* Stored data entries:
= = = = = = =
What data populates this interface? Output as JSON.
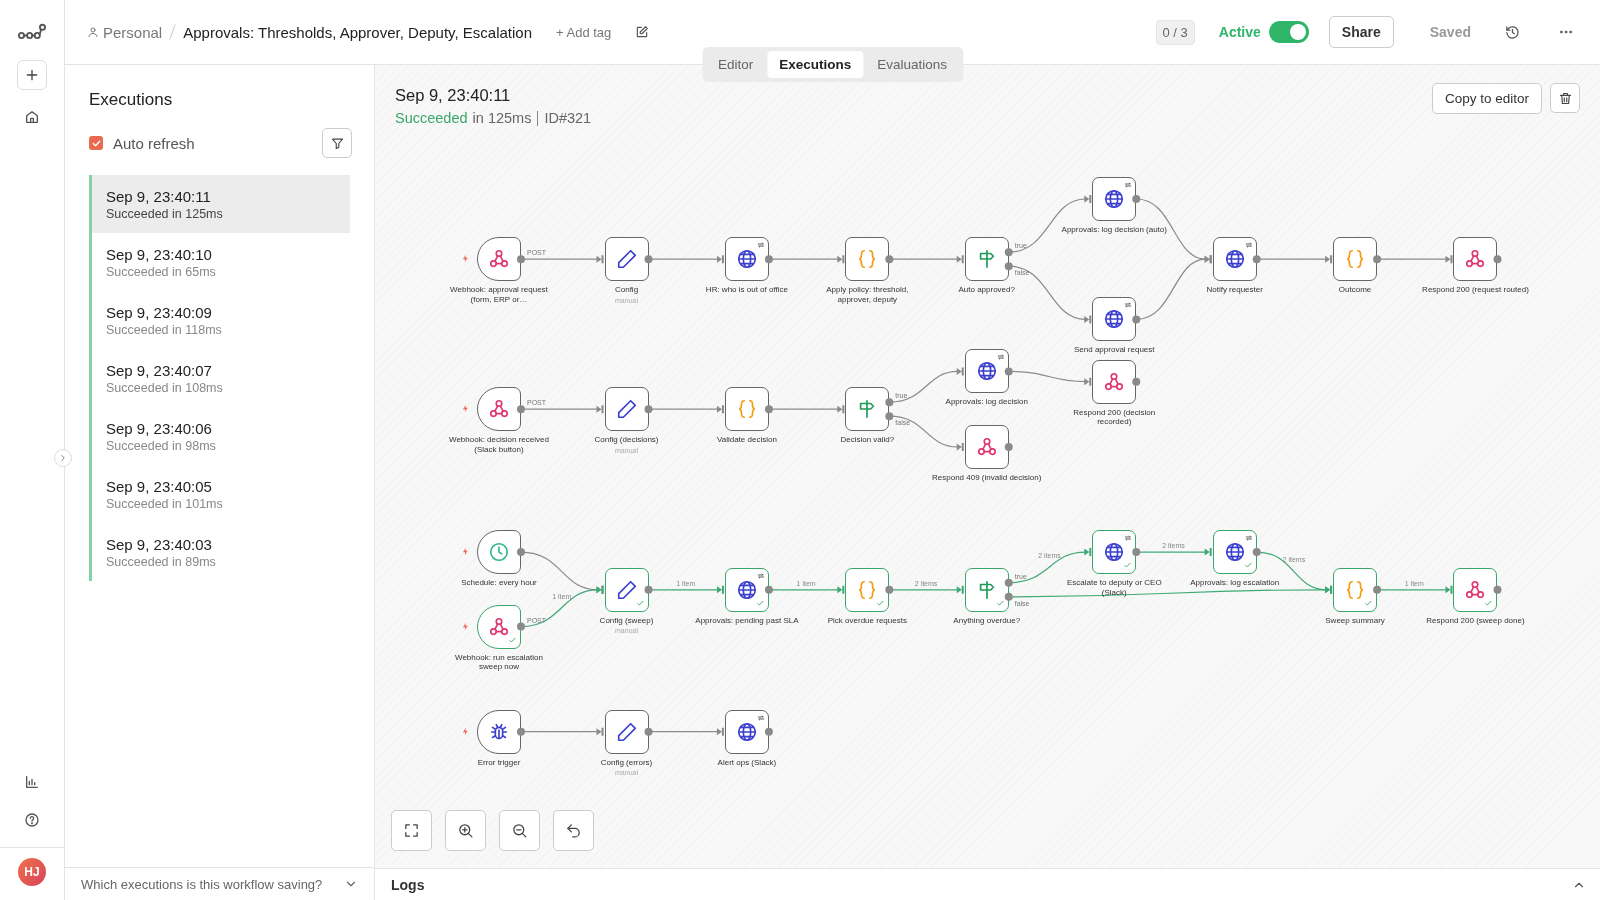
{
  "rail": {
    "avatar": "HJ"
  },
  "header": {
    "breadcrumb": "Personal",
    "title": "Approvals: Thresholds, Approver, Deputy, Escalation",
    "add_tag": "+ Add tag",
    "counter": "0 / 3",
    "active_label": "Active",
    "active": true,
    "share": "Share",
    "saved": "Saved"
  },
  "tabs": [
    {
      "label": "Editor",
      "selected": false
    },
    {
      "label": "Executions",
      "selected": true
    },
    {
      "label": "Evaluations",
      "selected": false
    }
  ],
  "sidebar": {
    "title": "Executions",
    "auto_refresh": {
      "label": "Auto refresh",
      "checked": true
    },
    "executions": [
      {
        "time": "Sep 9, 23:40:11",
        "status": "Succeeded in 125ms",
        "selected": true
      },
      {
        "time": "Sep 9, 23:40:10",
        "status": "Succeeded in 65ms",
        "selected": false
      },
      {
        "time": "Sep 9, 23:40:09",
        "status": "Succeeded in 118ms",
        "selected": false
      },
      {
        "time": "Sep 9, 23:40:07",
        "status": "Succeeded in 108ms",
        "selected": false
      },
      {
        "time": "Sep 9, 23:40:06",
        "status": "Succeeded in 98ms",
        "selected": false
      },
      {
        "time": "Sep 9, 23:40:05",
        "status": "Succeeded in 101ms",
        "selected": false
      },
      {
        "time": "Sep 9, 23:40:03",
        "status": "Succeeded in 89ms",
        "selected": false
      }
    ],
    "footer": "Which executions is this workflow saving?"
  },
  "execution": {
    "time": "Sep 9, 23:40:11",
    "status": "Succeeded",
    "duration": "in 125ms",
    "id": "ID#321",
    "copy_button": "Copy to editor"
  },
  "canvas": {
    "nodes": [
      {
        "name": "Webhook: approval request (form, ERP or…",
        "kind": "webhook",
        "trigger": true,
        "outputs": [
          {
            "label": "POST"
          }
        ],
        "executed": false
      },
      {
        "name": "Config",
        "subtitle": "manual",
        "kind": "set",
        "trigger": false,
        "executed": false
      },
      {
        "name": "HR: who is out of office",
        "kind": "http",
        "trigger": false,
        "executed": false
      },
      {
        "name": "Apply policy: threshold, approver, deputy",
        "kind": "code",
        "trigger": false,
        "executed": false
      },
      {
        "name": "Auto approved?",
        "kind": "if",
        "trigger": false,
        "outputs": [
          {
            "label": "true"
          },
          {
            "label": "false"
          }
        ],
        "executed": false
      },
      {
        "name": "Approvals: log decision (auto)",
        "kind": "http",
        "trigger": false,
        "executed": false
      },
      {
        "name": "Send approval request",
        "kind": "http",
        "trigger": false,
        "executed": false
      },
      {
        "name": "Notify requester",
        "kind": "http",
        "trigger": false,
        "executed": false
      },
      {
        "name": "Outcome",
        "kind": "code",
        "trigger": false,
        "executed": false
      },
      {
        "name": "Respond 200 (request routed)",
        "kind": "webhook",
        "trigger": false,
        "executed": false
      },
      {
        "name": "Webhook: decision received (Slack button)",
        "kind": "webhook",
        "trigger": true,
        "outputs": [
          {
            "label": "POST"
          }
        ],
        "executed": false
      },
      {
        "name": "Config (decisions)",
        "subtitle": "manual",
        "kind": "set",
        "trigger": false,
        "executed": false
      },
      {
        "name": "Validate decision",
        "kind": "code",
        "trigger": false,
        "executed": false
      },
      {
        "name": "Decision valid?",
        "kind": "if",
        "trigger": false,
        "outputs": [
          {
            "label": "true"
          },
          {
            "label": "false"
          }
        ],
        "executed": false
      },
      {
        "name": "Approvals: log decision",
        "kind": "http",
        "trigger": false,
        "executed": false
      },
      {
        "name": "Respond 200 (decision recorded)",
        "kind": "webhook",
        "trigger": false,
        "executed": false
      },
      {
        "name": "Respond 409 (invalid decision)",
        "kind": "webhook",
        "trigger": false,
        "executed": false
      },
      {
        "name": "Schedule: every hour",
        "kind": "schedule",
        "trigger": true,
        "executed": false
      },
      {
        "name": "Webhook: run escalation sweep now",
        "kind": "webhook",
        "trigger": true,
        "outputs": [
          {
            "label": "POST",
            "items": "1 item"
          }
        ],
        "executed": true
      },
      {
        "name": "Config (sweep)",
        "subtitle": "manual",
        "kind": "set",
        "trigger": false,
        "outputs": [
          {
            "items": "1 item"
          }
        ],
        "executed": true
      },
      {
        "name": "Approvals: pending past SLA",
        "kind": "http",
        "trigger": false,
        "outputs": [
          {
            "items": "1 item"
          }
        ],
        "executed": true
      },
      {
        "name": "Pick overdue requests",
        "kind": "code",
        "trigger": false,
        "outputs": [
          {
            "items": "2 items"
          }
        ],
        "executed": true
      },
      {
        "name": "Anything overdue?",
        "kind": "if",
        "trigger": false,
        "outputs": [
          {
            "label": "true",
            "items": "2 items"
          },
          {
            "label": "false"
          }
        ],
        "executed": true
      },
      {
        "name": "Escalate to deputy or CEO (Slack)",
        "kind": "http",
        "trigger": false,
        "outputs": [
          {
            "items": "2 items"
          }
        ],
        "executed": true
      },
      {
        "name": "Approvals: log escalation",
        "kind": "http",
        "trigger": false,
        "outputs": [
          {
            "items": "2 items"
          }
        ],
        "executed": true
      },
      {
        "name": "Sweep summary",
        "kind": "code",
        "trigger": false,
        "outputs": [
          {
            "items": "1 item"
          }
        ],
        "executed": true
      },
      {
        "name": "Respond 200 (sweep done)",
        "kind": "webhook",
        "trigger": false,
        "executed": true
      },
      {
        "name": "Error trigger",
        "kind": "error",
        "trigger": true,
        "executed": false
      },
      {
        "name": "Config (errors)",
        "subtitle": "manual",
        "kind": "set",
        "trigger": false,
        "executed": false
      },
      {
        "name": "Alert ops (Slack)",
        "kind": "http",
        "trigger": false,
        "executed": false
      }
    ]
  },
  "logs": {
    "title": "Logs"
  }
}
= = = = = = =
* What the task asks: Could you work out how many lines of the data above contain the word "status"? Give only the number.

* Answer below: 8